You could argue that none of those sentences need the commas they have. I'd like to delete them, but won't. I'm going to use one there as well. But not in the previous sentence to this one.

Writing is hard. Well that's not strictly true. Writing things I don't hate is hard. I've been trying to do that in other places and so there has been nothing here for a bit. 

Stasis.

Turns out you can run just as much without worrying a thing about it. Nice to know, or rather, since I knew it already, nice to experience. I haven't read much in the way of running training theory for a few weeks now, and indeed I've still ran everyday. 
 
I'd like to transition here to something about the "holiday season", or whatever, but I'll just start with this: People, for the most part, have an unhealthy relationship with running, or "cardio" in general. I can't tell you how many times I've seen ads prompting people to earn their calories, or have a guilt free meal by sweating on a treadmill for twenty minutes. 

As if bulimia was the only reason to run consistently. (Exercise bulimia is a thing, by the way, and it's not something we should encourage. Not that it's an exact comparison, but we'd never suggest someone enjoy their pie without guilt, because they're going to fast for the next 48 hours, after perhaps vomiting.)

How about asserting that consistently good exercise and eating habits are their own justification? Provide their own satisfaction and rewards? That a fucking vegetable tastes good and running is fun?

Fuck. I dunno. I'm a scrawny guy who likes vegetables, likes running. So I don't get it, exactly. And can't. But I feel like reinforcing a cycle of binge/punishment is probably the worst possible thing we can do.

Happy holidays?

November 17, 2014

I'd like to ask a favor of you. Please check the link to follow, then act as you see fit. If that includes a contribution of money, or perhaps further sharing on social media, that would be perfect.

Click this link: https://www.indiegogo.com/projects/development-of-kafwa-basic-school-2014

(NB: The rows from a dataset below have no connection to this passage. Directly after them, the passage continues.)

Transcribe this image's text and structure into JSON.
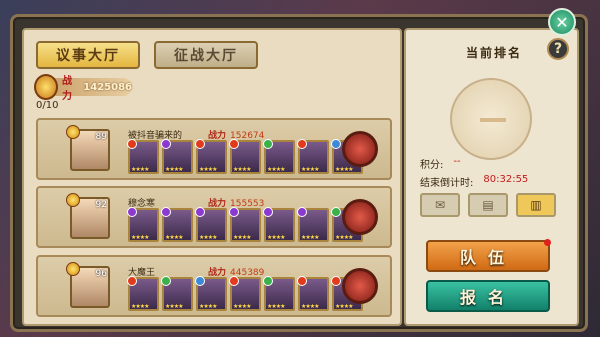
{
  "tabs": [
    {
      "label": "议事大厅"
    },
    {
      "label": "征战大厅"
    }
  ],
  "power": {
    "label": "战力",
    "value": "1425086"
  },
  "slots": "0/10",
  "players": [
    {
      "name": "被抖音骗来的",
      "level": "89",
      "power_label": "战力",
      "power": "152674",
      "heroes": [
        "fire",
        "poison",
        "fire",
        "fire",
        "grass",
        "fire",
        "water"
      ]
    },
    {
      "name": "穆念寒",
      "level": "92",
      "power_label": "战力",
      "power": "155553",
      "heroes": [
        "poison",
        "poison",
        "poison",
        "poison",
        "poison",
        "poison",
        "grass"
      ]
    },
    {
      "name": "大魔王",
      "level": "96",
      "power_label": "战力",
      "power": "445389",
      "heroes": [
        "fire",
        "grass",
        "water",
        "fire",
        "grass",
        "fire",
        "fire"
      ]
    }
  ],
  "ranking": {
    "title": "当前排名",
    "help": "?",
    "score_label": "积分:",
    "score_value": "--",
    "countdown_label": "结束倒计时:",
    "countdown_value": "80:32:55"
  },
  "buttons": {
    "team": "队伍",
    "signup": "报名"
  },
  "close_icon": "close-icon"
}
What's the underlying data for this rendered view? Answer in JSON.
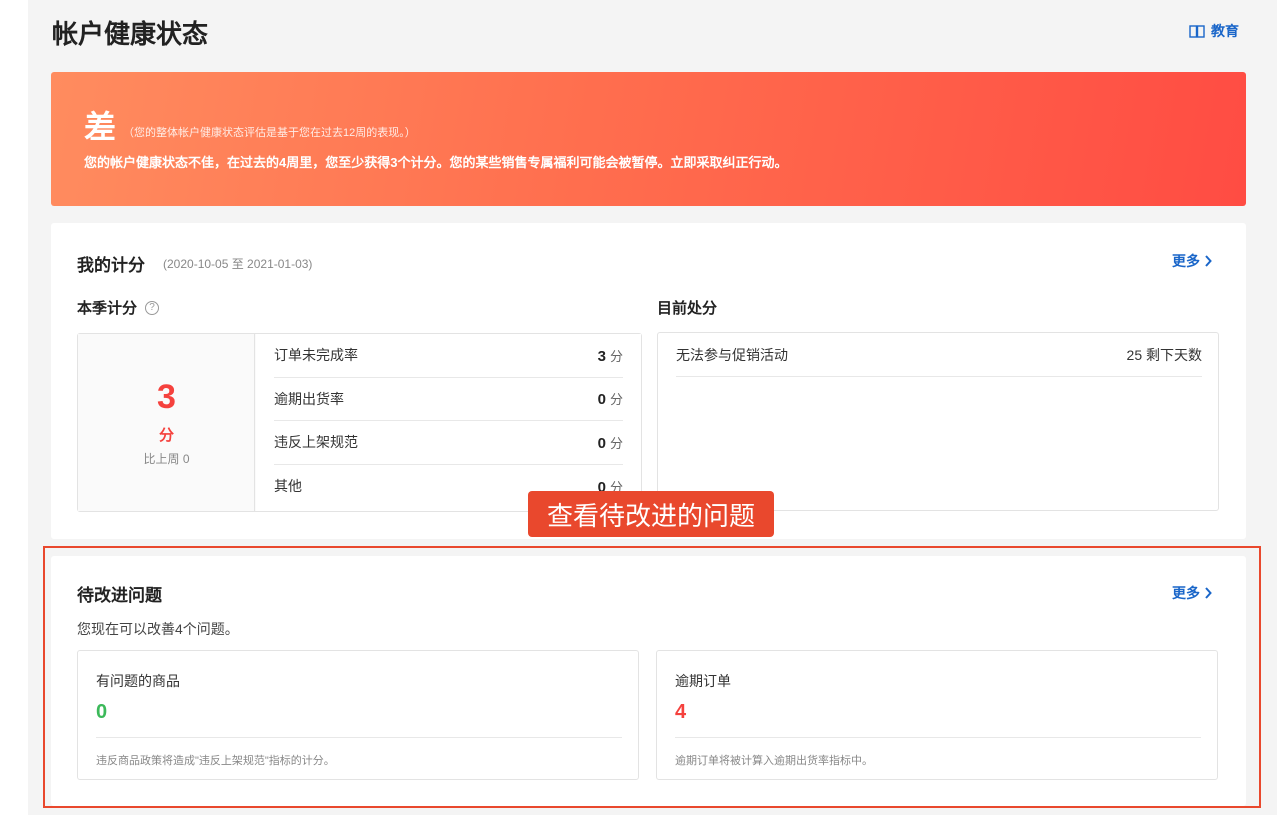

The story of the school is there at the link, for the most part, which hopefully you've read by now. The story from my perspective is that this is my brother's effort, to help the village in Zambia where he currently lives. So that is, to be honest, at least part of the reason for my investment. The other, of course, is that this is a very worthwhile project regardless, and the residents have done a tremendous amount of work already. (Have you ever made 25000 bricks?) The only thing left is the funding. Which, hopefully a decent effort can be made to collect the needed funds. It's simply a matter of enough people choosing to do so.